The office of “Opportunities for the Majority” of the Inter-American Development Bank worked in partnership with a team of Columbia SIPA students to analyze the current ‘bottom of the pyramid market’ and create a tool, strategy and methodology, to assess the poverty penalty in Latin America. Poverty penalty refers to the relatively higher cost shouldered by the poor, when compared to the non-poor, in their participation in certain markets. Poverty penalty takes at least five possible forms, depending on specific context: poorer quality, higher price, non-access, non-usage, and catastrophic spending burden.

In construction of the strategy and methodology, we completed an in depth theoretical background review of research sources, selected two countries for testing (Mexico and Peru), analyzed country-wide household surveys, selected indicators (i.e. access to water), and assigned normative weights. Furthermore, the Capstone team developed a two-pronged approach comparing the poverty penalty across countries and presented a comprehensive picture of how the poor interact with markets at the local level.
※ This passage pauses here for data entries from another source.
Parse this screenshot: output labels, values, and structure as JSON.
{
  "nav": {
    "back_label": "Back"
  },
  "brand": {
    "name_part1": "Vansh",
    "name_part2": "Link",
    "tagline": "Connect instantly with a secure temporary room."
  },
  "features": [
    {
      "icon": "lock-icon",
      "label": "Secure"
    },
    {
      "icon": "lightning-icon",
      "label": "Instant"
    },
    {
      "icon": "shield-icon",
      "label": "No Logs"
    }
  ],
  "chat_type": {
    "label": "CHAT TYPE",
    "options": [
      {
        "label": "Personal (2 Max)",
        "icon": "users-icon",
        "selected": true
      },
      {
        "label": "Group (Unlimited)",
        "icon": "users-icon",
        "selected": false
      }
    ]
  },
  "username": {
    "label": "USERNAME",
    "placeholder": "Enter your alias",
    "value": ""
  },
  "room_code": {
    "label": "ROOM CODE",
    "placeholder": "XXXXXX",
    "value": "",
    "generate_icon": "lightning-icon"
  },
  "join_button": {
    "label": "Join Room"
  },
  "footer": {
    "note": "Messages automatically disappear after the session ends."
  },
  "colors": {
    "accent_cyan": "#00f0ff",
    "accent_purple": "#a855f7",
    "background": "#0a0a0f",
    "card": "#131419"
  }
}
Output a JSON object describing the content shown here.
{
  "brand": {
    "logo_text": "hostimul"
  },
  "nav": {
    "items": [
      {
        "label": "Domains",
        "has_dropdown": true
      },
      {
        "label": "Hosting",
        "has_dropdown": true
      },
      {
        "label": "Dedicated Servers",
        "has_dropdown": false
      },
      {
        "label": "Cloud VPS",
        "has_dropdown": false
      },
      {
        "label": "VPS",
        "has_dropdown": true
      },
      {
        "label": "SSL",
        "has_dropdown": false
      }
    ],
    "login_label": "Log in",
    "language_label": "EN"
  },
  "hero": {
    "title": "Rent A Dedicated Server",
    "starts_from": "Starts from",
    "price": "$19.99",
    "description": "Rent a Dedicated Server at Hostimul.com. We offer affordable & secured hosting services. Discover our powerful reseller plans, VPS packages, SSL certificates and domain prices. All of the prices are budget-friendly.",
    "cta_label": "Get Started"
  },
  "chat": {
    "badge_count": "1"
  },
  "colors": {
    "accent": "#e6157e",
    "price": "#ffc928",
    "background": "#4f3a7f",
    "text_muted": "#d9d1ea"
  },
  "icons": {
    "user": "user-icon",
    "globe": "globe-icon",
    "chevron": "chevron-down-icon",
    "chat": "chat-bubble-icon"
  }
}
Ultimately, this tool will be used by the Inter-American Bank and their stakeholder partnerships to review potential investment in the Latin American region to benefit the ‘bottom of the pyramid’ income segment communities. In addition, this tool will review existing investment programs, provide evidence of its added value to the community, and its narrowing impact to the poverty penalty.